Truth: The only changes in dog and cat behavior after spaying or neutering are positive changes.  Male cats tend to reduce territorial spraying, depending on their age at neutering. Neutered dogs and cats fight less, resulting in fewer bite and scratch wounds and lessening the spread of contagious diseases.  Male dogs and cats tend to stay home more after neutering because they no longer wander in search of a mate.

Myth: Spaying and neutering is painful to my dog or cat.
Truth: Surgical sterilization is performed under general anesthesia by a doctor of veterinary medicine. The procedure itself is not felt by the patient.  There may be mild discomfort after the surgery, but most animals return to normal activity within 24 to 72 hours.  The minimal discomfort experienced by dogs and cats that are spayed or neutered can be lessened with post-operative pain medications and is well worth the endless suffering that is prevented by eliminating homeless puppies and kittens.

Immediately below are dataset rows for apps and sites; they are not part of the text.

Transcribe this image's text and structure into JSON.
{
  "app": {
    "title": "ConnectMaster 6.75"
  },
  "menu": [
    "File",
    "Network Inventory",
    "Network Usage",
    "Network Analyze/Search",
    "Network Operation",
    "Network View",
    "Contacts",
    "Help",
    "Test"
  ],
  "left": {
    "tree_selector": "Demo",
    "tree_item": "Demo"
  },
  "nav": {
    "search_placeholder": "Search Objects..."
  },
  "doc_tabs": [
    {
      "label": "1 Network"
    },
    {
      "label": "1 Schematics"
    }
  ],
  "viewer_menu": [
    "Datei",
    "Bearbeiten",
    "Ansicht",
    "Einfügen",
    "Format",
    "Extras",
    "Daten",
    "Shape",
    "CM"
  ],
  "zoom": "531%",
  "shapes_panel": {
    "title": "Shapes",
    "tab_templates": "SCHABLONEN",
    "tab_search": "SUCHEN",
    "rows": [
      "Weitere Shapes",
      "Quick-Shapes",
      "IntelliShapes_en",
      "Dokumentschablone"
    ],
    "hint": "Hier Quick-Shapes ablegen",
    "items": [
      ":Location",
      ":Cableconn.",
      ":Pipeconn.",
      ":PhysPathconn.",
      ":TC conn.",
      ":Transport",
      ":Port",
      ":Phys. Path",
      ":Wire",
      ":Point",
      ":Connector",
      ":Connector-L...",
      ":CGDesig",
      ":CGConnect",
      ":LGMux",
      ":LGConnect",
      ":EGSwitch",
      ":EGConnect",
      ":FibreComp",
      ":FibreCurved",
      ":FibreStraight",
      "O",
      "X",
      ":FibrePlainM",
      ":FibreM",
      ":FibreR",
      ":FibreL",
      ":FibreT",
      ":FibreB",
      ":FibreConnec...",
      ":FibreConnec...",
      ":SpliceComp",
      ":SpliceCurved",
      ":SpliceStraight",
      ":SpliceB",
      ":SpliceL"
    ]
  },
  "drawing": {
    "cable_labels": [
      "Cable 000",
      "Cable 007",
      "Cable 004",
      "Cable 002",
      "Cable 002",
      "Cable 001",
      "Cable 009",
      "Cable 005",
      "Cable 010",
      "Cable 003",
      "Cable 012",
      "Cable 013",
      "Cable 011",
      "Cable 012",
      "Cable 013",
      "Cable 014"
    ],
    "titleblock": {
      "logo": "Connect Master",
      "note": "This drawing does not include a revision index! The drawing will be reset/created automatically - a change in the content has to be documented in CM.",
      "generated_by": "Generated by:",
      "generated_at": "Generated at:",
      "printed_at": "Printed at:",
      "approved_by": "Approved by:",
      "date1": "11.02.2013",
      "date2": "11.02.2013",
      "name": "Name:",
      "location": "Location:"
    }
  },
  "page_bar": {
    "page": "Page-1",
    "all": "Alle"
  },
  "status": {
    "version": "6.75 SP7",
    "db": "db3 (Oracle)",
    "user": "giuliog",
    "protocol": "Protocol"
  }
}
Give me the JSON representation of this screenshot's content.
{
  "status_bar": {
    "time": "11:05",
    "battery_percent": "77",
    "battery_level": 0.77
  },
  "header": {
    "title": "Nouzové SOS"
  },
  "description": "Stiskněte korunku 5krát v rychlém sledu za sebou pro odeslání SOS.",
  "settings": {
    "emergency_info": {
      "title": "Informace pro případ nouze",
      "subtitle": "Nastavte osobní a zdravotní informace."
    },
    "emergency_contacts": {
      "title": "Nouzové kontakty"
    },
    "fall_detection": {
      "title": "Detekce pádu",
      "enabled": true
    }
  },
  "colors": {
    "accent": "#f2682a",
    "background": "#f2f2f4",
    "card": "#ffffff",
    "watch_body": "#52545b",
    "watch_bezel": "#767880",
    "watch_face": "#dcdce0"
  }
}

Myth: Children should be allowed to witness the miracle of birth.
Truth: Most dogs and cats have their litters at night in quiet, dark places far out of anyone’s sight.  Besides, every litter of puppies and kittens born contributes to the thousands of unwanted dogs and cats who die every day across America in our nation’s pounds and animal shelters.

Make the Gift of a Lifetime

Are you interested in making a gift that will have significant impact on helping pets in Central Florida? There is an excellent opportunity if you are a donor in your 70s who want to make a gift during your lifetime from an asset that would be subject to multiple levels of taxation if it remained in your taxable estate. It possible to give individual retirement account (IRA) assets to charity, free from federal tax, annually.

This means donors can give far more with less! This may be an attractive giving option for you if you are:

Over 70½ and now receiving minimum IRA distributions—but do not need the extra income.
Interested in making a significant lifetime gift to impact pets in your community.

The Pension Protection Act of 2006 permitted individuals to roll over up to $100,000 from an IRA directly to a qualifying charity without being taxed. In 2015, Congress passed the PATH Act, making permanent this unique charitable giving opportunity. Single and married individuals 70½ and older are eligible to give in this way from their individual retirement accounts.

Using IRA assets to make a gift during your lifetime, as opposed to giving via bequest in your will, enables you to experience the joy of making a major gift.

For more information on the Charitable IRA opportunity, please contact Cathy Rodgers at (407) 418-0904 or [email protected]